*EXERCISE DATA*.
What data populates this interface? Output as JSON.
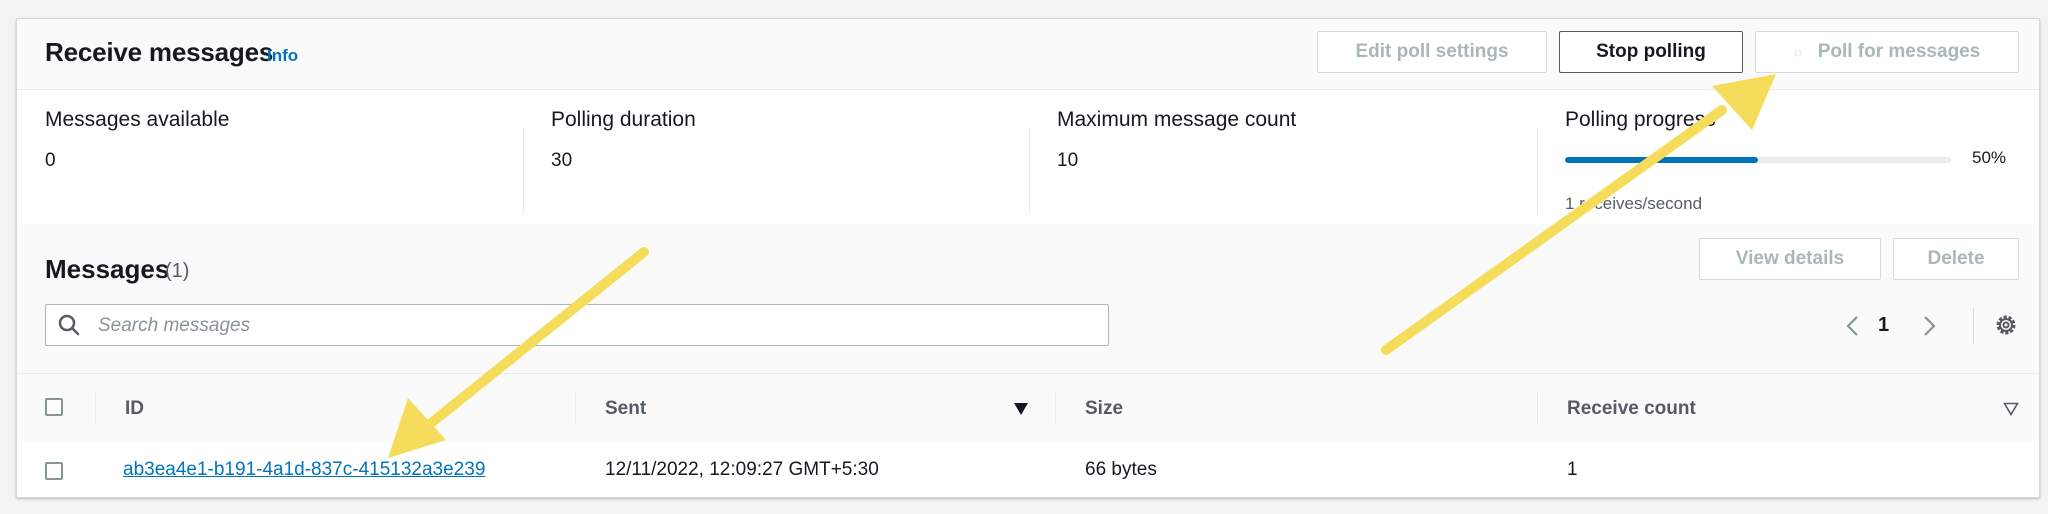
{
  "header": {
    "title": "Receive messages",
    "info": "Info",
    "edit_poll_settings": "Edit poll settings",
    "stop_polling": "Stop polling",
    "poll_for_messages": "Poll for messages"
  },
  "stats": {
    "messages_available": {
      "label": "Messages available",
      "value": "0"
    },
    "polling_duration": {
      "label": "Polling duration",
      "value": "30"
    },
    "maximum_message_count": {
      "label": "Maximum message count",
      "value": "10"
    },
    "polling_progress": {
      "label": "Polling progress",
      "percent_text": "50%",
      "percent": 50,
      "rate": "1 receives/second"
    }
  },
  "messages": {
    "title": "Messages",
    "count": "(1)",
    "view_details": "View details",
    "delete": "Delete",
    "search_placeholder": "Search messages",
    "page": "1",
    "columns": [
      "ID",
      "Sent",
      "Size",
      "Receive count"
    ],
    "rows": [
      {
        "id": "ab3ea4e1-b191-4a1d-837c-415132a3e239",
        "sent": "12/11/2022, 12:09:27 GMT+5:30",
        "size": "66 bytes",
        "receive_count": "1"
      }
    ]
  },
  "colors": {
    "accent": "#0073bb",
    "annotation_arrow": "#f5dc5a",
    "disabled_text": "#aab7b8"
  }
}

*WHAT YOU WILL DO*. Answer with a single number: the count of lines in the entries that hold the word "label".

*REPLY*. 4